Arachnis deathicus

Roxanne Ritchi: The spider's new.
Megamind: Spider?
Megamind: Uh... Ah yes, the spyiiiiiider. Even the smallest bite from... "arachnis deathicus"... will instantly paralyze...

I'm not a big fan of spiders. I can tolerate them long enough to kill them. That's about it. (Michele likes to rescue them and return them to the wild.)

Anyways, late one night, I found myself taking out the trash. As I was walking down the path that connects our house to the street, I caught the faint shimmering of a spiderweb. Unfortunately, it was hanging under a tree branch smack in the middle of the sidewalk at head height. I moved in for a closer look and saw an enormous spider, the size of a ping pong ball suspended in the middle. Ughhh... Lucky for it, I didn't have anything that I felt comfortable killing it with, so I dodged around it, went to the dumpster, and hightailed out of there.

The next morning, no spider. But come 10 pm, there were THREE enormous spiders, spread underneath the branch, waiting for the unwary pedestrian. This continued for several weeks, and we made a point of keeping a wide berth. Apparently, these are some type of tree-dwelling spider that cast webs every night. (Any entomologists reading this?)

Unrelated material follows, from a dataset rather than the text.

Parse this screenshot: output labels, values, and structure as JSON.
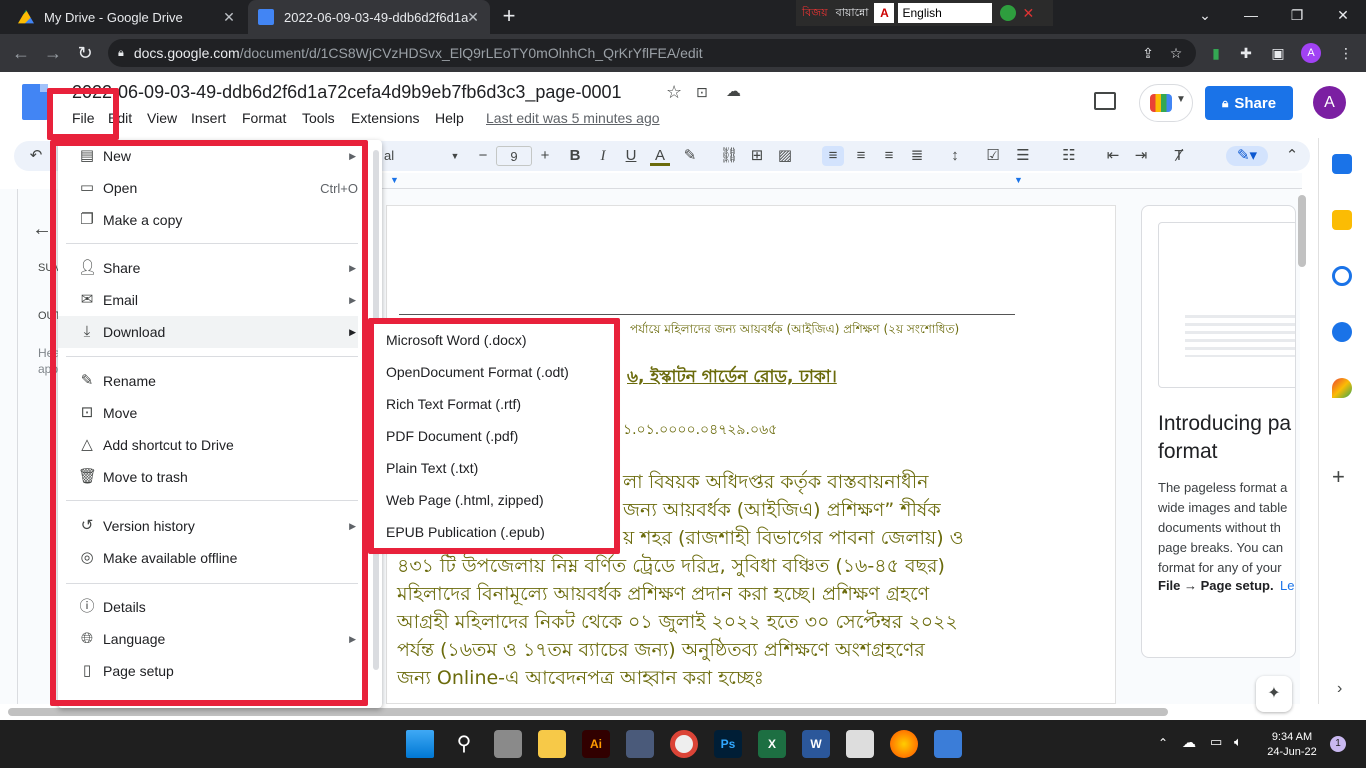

A few weeks later, I finally mustered the courage to take a photo. Even with Michele's super duper zoom lens, I had to get uncomfortably close...

The next morning, I had to go up to work early to quench some reaction that would probably take out half the floor if it warmed up to room temperature. I rushed out the door and was halfway to the street when all of a sudden I had the horrible feeling of spider silk all over my face and I felt something heavy and exoskeletal bounce off the back of my head. I freaked out, ran back home and asked Michele (while she was still asleep. I woke up to a screaming husband saying something about evil spiders. No joke. Weirdest way to get woken up.)  to conduct a thorough examination and reassure me that the spider wasn't about to sink it's proboscis into my neck.

Since then, we haven't seen any more spiders. In a way, I guess they aren't evil. We sure get a lot fewer mosquitos than one would expect, but still, I wish they would do their business somewhere I couldn't see them.


  1. Can I just tell you that I could see this story playing out in my mind in Pictorial style pictures of the both of you? True story. Tiny is adorable in Pictorial form. And Matt, you have some mad ninja moves. I'm glad that I know you all.


    1. Michele, since you and I have such a great relationship, I figured that not mentioning you in the comment would go over smoothly enough.

    2. I would love to see pictorial forms of us. I think it would be quite amusing, especially this story with Matt running in like a mad man thinking a spider was eating his neck.

      And don't worry. I actually didn't notice you didn't mention me until after I read your 2nd comment.

  2. You should look up what species that is. It might be arachnis deathicus, or it might be spikicus fluffikus, a non poisonous and hug-craving variety. At least then you'd know in which direction any nightmares of them should go.

    - (Tashya's) Andrew

    1. So I tried to...but I have no clue how to tell one type from another. Do you know if a spider classification book for dummies?


  3. I just noticed something: that spider is missing a leg!

  4. Orb-Weaving Spiders ...low risk - non-aggressive

    Venom toxicity - the bite of Orb-Weaving Spiders is of low risk (not toxic) to humans. They are a non-aggressive group of spiders. Seldom bite. Be careful not to walk into their webs at night - the fright of this spider crawling over one's face can be terrifying and may cause a heart attack, particularly to the susceptible over 40 year olds.
    Spider Identification - an adult is about 2/3 to more than 1 inch in body length - has a bulbous abdomen - often colorful - dark to light brown pattern. The common Golden Orb-Weaver Spider has a purplish bulbous abdomen with fine hairs.
    Habitat - often found in summer in garden areas around the home - they spin a large circular web of 6 feet or more, often between buildings and shrubs, to snare flying insects, such as, flies and mosquitoes.